The costs you need to factor in when using a Spanish mortgage are the valuation fee; an ‘opening commission’; Notary fees; mortgage tax; registration fees and mortgage conveyancing fees. You will also have to consider exchange rate fluctuations that could affect your repayments from month to month.

There is a benefit however to taking out a Spanish mortgage, which is that it can potentially reduce any Spanish inheritance tax that may be payable. At Giambrone our specialist Spanish property solicitors will fully explain to you how funding your purchase with a Spanish mortgage will affect you, and whether you will meet the eligibility criteria of Spanish lenders, which varies from those in the UK.

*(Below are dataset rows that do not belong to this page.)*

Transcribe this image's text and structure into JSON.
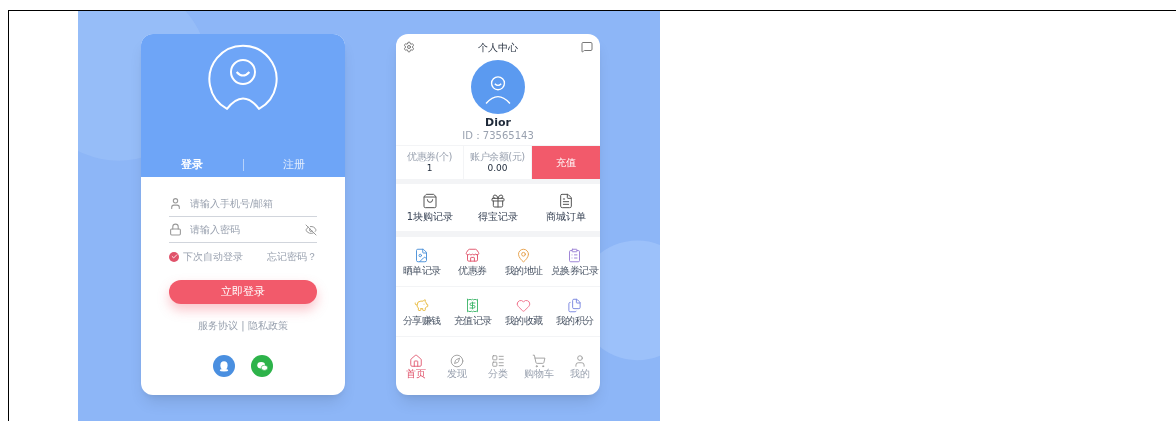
{
  "login": {
    "tabs": [
      {
        "label": "登录",
        "selected": true
      },
      {
        "label": "注册",
        "selected": false
      }
    ],
    "fields": [
      {
        "kind": "user",
        "placeholder": "请输入手机号/邮箱"
      },
      {
        "kind": "password",
        "placeholder": "请输入密码"
      }
    ],
    "remember": {
      "label": "下次自动登录",
      "checked": true
    },
    "forgot": "忘记密码？",
    "submit": "立即登录",
    "links": "服务协议 | 隐私政策",
    "social": [
      {
        "kind": "qq"
      },
      {
        "kind": "wechat"
      }
    ]
  },
  "profile": {
    "title": "个人中心",
    "name": "Dior",
    "id": "ID：73565143",
    "stats": [
      {
        "label": "优惠券(个)",
        "value": "1"
      },
      {
        "label": "账户余额(元)",
        "value": "0.00"
      }
    ],
    "action": "充值",
    "main_menu": [
      {
        "kind": "bag",
        "label": "1块购记录"
      },
      {
        "kind": "gift",
        "label": "得宝记录"
      },
      {
        "kind": "doc",
        "label": "商城订单"
      }
    ],
    "services": [
      [
        {
          "kind": "photo",
          "label": "晒单记录"
        },
        {
          "kind": "coupon",
          "label": "优惠券"
        },
        {
          "kind": "pin",
          "label": "我的地址"
        },
        {
          "kind": "clipboard",
          "label": "兑换券记录"
        }
      ],
      [
        {
          "kind": "piggy",
          "label": "分享赚钱"
        },
        {
          "kind": "receipt",
          "label": "充值记录"
        },
        {
          "kind": "heart",
          "label": "我的收藏"
        },
        {
          "kind": "files",
          "label": "我的积分"
        }
      ]
    ],
    "tabbar": [
      {
        "kind": "home",
        "label": "首页",
        "selected": true
      },
      {
        "kind": "discover",
        "label": "发现",
        "selected": false
      },
      {
        "kind": "category",
        "label": "分类",
        "selected": false
      },
      {
        "kind": "cart",
        "label": "购物车",
        "selected": false
      },
      {
        "kind": "me",
        "label": "我的",
        "selected": false
      }
    ]
  }
}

Can I buy a property to let in Spain?

You can buy a property to let out either short term or long term in Spain, however there are various considerations that must be made.

Firstly, if you are renting your property, you will need to have an energy efficiency certificate in place. This is something Giambrone’s experts can help you obtain.

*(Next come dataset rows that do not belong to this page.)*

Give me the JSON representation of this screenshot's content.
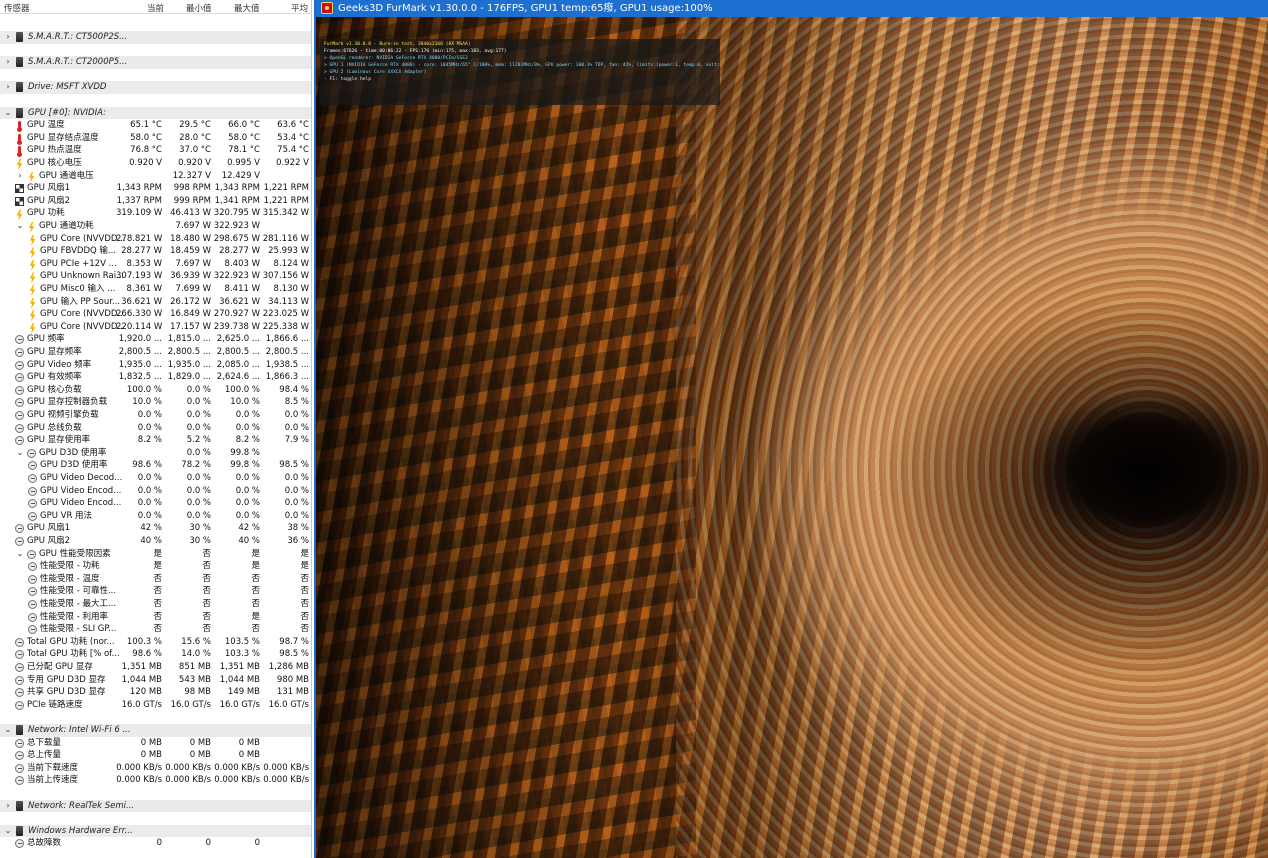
{
  "sensor_panel": {
    "columns": [
      "传感器",
      "当前",
      "最小值",
      "最大值",
      "平均"
    ],
    "rows": [
      {
        "type": "group",
        "tree": "›",
        "icon": "disk-icon",
        "label": "S.M.A.R.T.: CT500P2S..."
      },
      {
        "type": "gap"
      },
      {
        "type": "group",
        "tree": "›",
        "icon": "disk-icon",
        "label": "S.M.A.R.T.: CT2000P5..."
      },
      {
        "type": "gap"
      },
      {
        "type": "group",
        "tree": "›",
        "icon": "disk-icon",
        "label": "Drive: MSFT XVDD"
      },
      {
        "type": "gap"
      },
      {
        "type": "group",
        "tree": "⌄",
        "icon": "gpu-icon",
        "label": "GPU [#0]: NVIDIA:"
      },
      {
        "type": "item",
        "indent": 0,
        "icon": "thermometer-icon",
        "label": "GPU 温度",
        "cur": "65.1 °C",
        "min": "29.5 °C",
        "max": "66.0 °C",
        "avg": "63.6 °C"
      },
      {
        "type": "item",
        "indent": 0,
        "icon": "thermometer-icon",
        "label": "GPU 显存结点温度",
        "cur": "58.0 °C",
        "min": "28.0 °C",
        "max": "58.0 °C",
        "avg": "53.4 °C"
      },
      {
        "type": "item",
        "indent": 0,
        "icon": "thermometer-icon",
        "label": "GPU 热点温度",
        "cur": "76.8 °C",
        "min": "37.0 °C",
        "max": "78.1 °C",
        "avg": "75.4 °C"
      },
      {
        "type": "item",
        "indent": 0,
        "icon": "bolt-icon",
        "label": "GPU 核心电压",
        "cur": "0.920 V",
        "min": "0.920 V",
        "max": "0.995 V",
        "avg": "0.922 V"
      },
      {
        "type": "item",
        "indent": 1,
        "tree": "›",
        "icon": "bolt-icon",
        "label": "GPU 通道电压",
        "cur": "",
        "min": "12.327 V",
        "max": "12.429 V",
        "avg": ""
      },
      {
        "type": "item",
        "indent": 0,
        "icon": "fan-icon",
        "label": "GPU 风扇1",
        "cur": "1,343 RPM",
        "min": "998 RPM",
        "max": "1,343 RPM",
        "avg": "1,221 RPM"
      },
      {
        "type": "item",
        "indent": 0,
        "icon": "fan-icon",
        "label": "GPU 风扇2",
        "cur": "1,337 RPM",
        "min": "999 RPM",
        "max": "1,341 RPM",
        "avg": "1,221 RPM"
      },
      {
        "type": "item",
        "indent": 0,
        "icon": "bolt-icon",
        "label": "GPU 功耗",
        "cur": "319.109 W",
        "min": "46.413 W",
        "max": "320.795 W",
        "avg": "315.342 W"
      },
      {
        "type": "item",
        "indent": 1,
        "tree": "⌄",
        "icon": "bolt-icon",
        "label": "GPU 通道功耗",
        "cur": "",
        "min": "7.697 W",
        "max": "322.923 W",
        "avg": ""
      },
      {
        "type": "item",
        "indent": 2,
        "icon": "bolt-icon",
        "label": "GPU Core (NVVDD...",
        "cur": "278.821 W",
        "min": "18.480 W",
        "max": "298.675 W",
        "avg": "281.116 W"
      },
      {
        "type": "item",
        "indent": 2,
        "icon": "bolt-icon",
        "label": "GPU FBVDDQ 输...",
        "cur": "28.277 W",
        "min": "18.459 W",
        "max": "28.277 W",
        "avg": "25.993 W"
      },
      {
        "type": "item",
        "indent": 2,
        "icon": "bolt-icon",
        "label": "GPU PCIe +12V ...",
        "cur": "8.353 W",
        "min": "7.697 W",
        "max": "8.403 W",
        "avg": "8.124 W"
      },
      {
        "type": "item",
        "indent": 2,
        "icon": "bolt-icon",
        "label": "GPU Unknown Rai...",
        "cur": "307.193 W",
        "min": "36.939 W",
        "max": "322.923 W",
        "avg": "307.156 W"
      },
      {
        "type": "item",
        "indent": 2,
        "icon": "bolt-icon",
        "label": "GPU Misc0 输入 ...",
        "cur": "8.361 W",
        "min": "7.699 W",
        "max": "8.411 W",
        "avg": "8.130 W"
      },
      {
        "type": "item",
        "indent": 2,
        "icon": "bolt-icon",
        "label": "GPU 输入 PP Sour...",
        "cur": "36.621 W",
        "min": "26.172 W",
        "max": "36.621 W",
        "avg": "34.113 W"
      },
      {
        "type": "item",
        "indent": 2,
        "icon": "bolt-icon",
        "label": "GPU Core (NVVDD...",
        "cur": "266.330 W",
        "min": "16.849 W",
        "max": "270.927 W",
        "avg": "223.025 W"
      },
      {
        "type": "item",
        "indent": 2,
        "icon": "bolt-icon",
        "label": "GPU Core (NVVDD...",
        "cur": "220.114 W",
        "min": "17.157 W",
        "max": "239.738 W",
        "avg": "225.338 W"
      },
      {
        "type": "item",
        "indent": 0,
        "icon": "clock-icon",
        "label": "GPU 频率",
        "cur": "1,920.0 ...",
        "min": "1,815.0 ...",
        "max": "2,625.0 ...",
        "avg": "1,866.6 ..."
      },
      {
        "type": "item",
        "indent": 0,
        "icon": "clock-icon",
        "label": "GPU 显存频率",
        "cur": "2,800.5 ...",
        "min": "2,800.5 ...",
        "max": "2,800.5 ...",
        "avg": "2,800.5 ..."
      },
      {
        "type": "item",
        "indent": 0,
        "icon": "clock-icon",
        "label": "GPU Video 频率",
        "cur": "1,935.0 ...",
        "min": "1,935.0 ...",
        "max": "2,085.0 ...",
        "avg": "1,938.5 ..."
      },
      {
        "type": "item",
        "indent": 0,
        "icon": "clock-icon",
        "label": "GPU 有效频率",
        "cur": "1,832.5 ...",
        "min": "1,829.0 ...",
        "max": "2,624.6 ...",
        "avg": "1,866.3 ..."
      },
      {
        "type": "item",
        "indent": 0,
        "icon": "clock-icon",
        "label": "GPU 核心负载",
        "cur": "100.0 %",
        "min": "0.0 %",
        "max": "100.0 %",
        "avg": "98.4 %"
      },
      {
        "type": "item",
        "indent": 0,
        "icon": "clock-icon",
        "label": "GPU 显存控制器负载",
        "cur": "10.0 %",
        "min": "0.0 %",
        "max": "10.0 %",
        "avg": "8.5 %"
      },
      {
        "type": "item",
        "indent": 0,
        "icon": "clock-icon",
        "label": "GPU 视频引擎负载",
        "cur": "0.0 %",
        "min": "0.0 %",
        "max": "0.0 %",
        "avg": "0.0 %"
      },
      {
        "type": "item",
        "indent": 0,
        "icon": "clock-icon",
        "label": "GPU 总线负载",
        "cur": "0.0 %",
        "min": "0.0 %",
        "max": "0.0 %",
        "avg": "0.0 %"
      },
      {
        "type": "item",
        "indent": 0,
        "icon": "clock-icon",
        "label": "GPU 显存使用率",
        "cur": "8.2 %",
        "min": "5.2 %",
        "max": "8.2 %",
        "avg": "7.9 %"
      },
      {
        "type": "item",
        "indent": 1,
        "tree": "⌄",
        "icon": "clock-icon",
        "label": "GPU D3D 使用率",
        "cur": "",
        "min": "0.0 %",
        "max": "99.8 %",
        "avg": ""
      },
      {
        "type": "item",
        "indent": 2,
        "icon": "clock-icon",
        "label": "GPU D3D 使用率",
        "cur": "98.6 %",
        "min": "78.2 %",
        "max": "99.8 %",
        "avg": "98.5 %"
      },
      {
        "type": "item",
        "indent": 2,
        "icon": "clock-icon",
        "label": "GPU Video Decod...",
        "cur": "0.0 %",
        "min": "0.0 %",
        "max": "0.0 %",
        "avg": "0.0 %"
      },
      {
        "type": "item",
        "indent": 2,
        "icon": "clock-icon",
        "label": "GPU Video Encod...",
        "cur": "0.0 %",
        "min": "0.0 %",
        "max": "0.0 %",
        "avg": "0.0 %"
      },
      {
        "type": "item",
        "indent": 2,
        "icon": "clock-icon",
        "label": "GPU Video Encod...",
        "cur": "0.0 %",
        "min": "0.0 %",
        "max": "0.0 %",
        "avg": "0.0 %"
      },
      {
        "type": "item",
        "indent": 2,
        "icon": "clock-icon",
        "label": "GPU VR 用法",
        "cur": "0.0 %",
        "min": "0.0 %",
        "max": "0.0 %",
        "avg": "0.0 %"
      },
      {
        "type": "item",
        "indent": 0,
        "icon": "clock-icon",
        "label": "GPU 风扇1",
        "cur": "42 %",
        "min": "30 %",
        "max": "42 %",
        "avg": "38 %"
      },
      {
        "type": "item",
        "indent": 0,
        "icon": "clock-icon",
        "label": "GPU 风扇2",
        "cur": "40 %",
        "min": "30 %",
        "max": "40 %",
        "avg": "36 %"
      },
      {
        "type": "item",
        "indent": 1,
        "tree": "⌄",
        "icon": "clock-icon",
        "label": "GPU 性能受限因素",
        "cur": "是",
        "min": "否",
        "max": "是",
        "avg": "是"
      },
      {
        "type": "item",
        "indent": 2,
        "icon": "clock-icon",
        "label": "性能受限 - 功耗",
        "cur": "是",
        "min": "否",
        "max": "是",
        "avg": "是"
      },
      {
        "type": "item",
        "indent": 2,
        "icon": "clock-icon",
        "label": "性能受限 - 温度",
        "cur": "否",
        "min": "否",
        "max": "否",
        "avg": "否"
      },
      {
        "type": "item",
        "indent": 2,
        "icon": "clock-icon",
        "label": "性能受限 - 可靠性...",
        "cur": "否",
        "min": "否",
        "max": "否",
        "avg": "否"
      },
      {
        "type": "item",
        "indent": 2,
        "icon": "clock-icon",
        "label": "性能受限 - 最大工...",
        "cur": "否",
        "min": "否",
        "max": "否",
        "avg": "否"
      },
      {
        "type": "item",
        "indent": 2,
        "icon": "clock-icon",
        "label": "性能受限 - 利用率",
        "cur": "否",
        "min": "否",
        "max": "是",
        "avg": "否"
      },
      {
        "type": "item",
        "indent": 2,
        "icon": "clock-icon",
        "label": "性能受限 - SLI GP...",
        "cur": "否",
        "min": "否",
        "max": "否",
        "avg": "否"
      },
      {
        "type": "item",
        "indent": 0,
        "icon": "clock-icon",
        "label": "Total GPU 功耗 (nor...",
        "cur": "100.3 %",
        "min": "15.6 %",
        "max": "103.5 %",
        "avg": "98.7 %"
      },
      {
        "type": "item",
        "indent": 0,
        "icon": "clock-icon",
        "label": "Total GPU 功耗 [% of...",
        "cur": "98.6 %",
        "min": "14.0 %",
        "max": "103.3 %",
        "avg": "98.5 %"
      },
      {
        "type": "item",
        "indent": 0,
        "icon": "clock-icon",
        "label": "已分配 GPU 显存",
        "cur": "1,351 MB",
        "min": "851 MB",
        "max": "1,351 MB",
        "avg": "1,286 MB"
      },
      {
        "type": "item",
        "indent": 0,
        "icon": "clock-icon",
        "label": "专用 GPU D3D 显存",
        "cur": "1,044 MB",
        "min": "543 MB",
        "max": "1,044 MB",
        "avg": "980 MB"
      },
      {
        "type": "item",
        "indent": 0,
        "icon": "clock-icon",
        "label": "共享 GPU D3D 显存",
        "cur": "120 MB",
        "min": "98 MB",
        "max": "149 MB",
        "avg": "131 MB"
      },
      {
        "type": "item",
        "indent": 0,
        "icon": "clock-icon",
        "label": "PCIe 链路速度",
        "cur": "16.0 GT/s",
        "min": "16.0 GT/s",
        "max": "16.0 GT/s",
        "avg": "16.0 GT/s"
      },
      {
        "type": "gap"
      },
      {
        "type": "group",
        "tree": "⌄",
        "icon": "network-icon",
        "label": "Network: Intel Wi-Fi 6 ..."
      },
      {
        "type": "item",
        "indent": 0,
        "icon": "clock-icon",
        "label": "总下载量",
        "cur": "0 MB",
        "min": "0 MB",
        "max": "0 MB",
        "avg": ""
      },
      {
        "type": "item",
        "indent": 0,
        "icon": "clock-icon",
        "label": "总上传量",
        "cur": "0 MB",
        "min": "0 MB",
        "max": "0 MB",
        "avg": ""
      },
      {
        "type": "item",
        "indent": 0,
        "icon": "clock-icon",
        "label": "当前下载速度",
        "cur": "0.000 KB/s",
        "min": "0.000 KB/s",
        "max": "0.000 KB/s",
        "avg": "0.000 KB/s"
      },
      {
        "type": "item",
        "indent": 0,
        "icon": "clock-icon",
        "label": "当前上传速度",
        "cur": "0.000 KB/s",
        "min": "0.000 KB/s",
        "max": "0.000 KB/s",
        "avg": "0.000 KB/s"
      },
      {
        "type": "gap"
      },
      {
        "type": "group",
        "tree": "›",
        "icon": "network-icon",
        "label": "Network: RealTek Semi..."
      },
      {
        "type": "gap"
      },
      {
        "type": "group",
        "tree": "⌄",
        "icon": "windows-icon",
        "label": "Windows Hardware Err..."
      },
      {
        "type": "item",
        "indent": 0,
        "icon": "clock-icon",
        "label": "总故障数",
        "cur": "0",
        "min": "0",
        "max": "0",
        "avg": ""
      }
    ]
  },
  "furmark": {
    "title": "Geeks3D FurMark v1.30.0.0 - 176FPS, GPU1 temp:65癈, GPU1 usage:100%",
    "title_bar_color": "#1d6fd0",
    "osd": [
      "FurMark v1.30.0.0 - Burn-in test, 3840x2160 (8X MSAA)",
      "Frames:67626 - time:00:06:22 - FPS:176 (min:175, max:183, avg:177)",
      "> OpenGL renderer: NVIDIA GeForce RTX 4080/PCIe/SSE2",
      "> GPU 1 (NVIDIA GeForce RTX 4080) - core: 1845MHz/65° C/100%, mem: 11201MHz/8%, GPU power: 100.1% TDP, fan: 42%, limits:[power:1, temp:0, volt:0, OV:0]",
      "> GPU 2 (Luminous Core XXXCX Adapter)",
      "- F1: toggle help"
    ]
  }
}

If you are letting to holidaymakers, then you will need to follow Spanish law by the letter. The law does vary from region to region, which is why you need to take advice from Spanish property solicitors with experience throughout the country. At Giambrone we regularly guide property owners as to the rules set by the local town halls and tourist departments. Without this guidance it is all too easy to fall foul of the strict regulations governing the letting of private residential property to tourists in Spain. Such breaches can be very costly in terms of fines, which can run into tens of thousands of Euros.

When letting long term, national rental law applies, although it is advisable to take legal advice to ensure you are compliant, and to make sure your rental contract is correct.

Tax wise you will need to declare your rental income to the Spanish tax authorities, even if you are a non-resident. Specialist professional advice is absolutely vital, as the processes are known to be complex.

Giambrone: the specialist assistance you need with all aspects of Spanish conveyancing

The importance of the best possible legal advice when dealing with the purchase of Spanish property cannot be stressed enough. At Giambrone we offer highly respected expertise in all aspects of Spanish conveyancing, and with offices in Spain and the UK and our fluent English speaking experts, you can rest assured of the utmost in quality when it comes to advice, and service.

If you are ready to start your search for a dream home in Spain, do not delay in making contact with our helpful specialists. It really could make all the difference.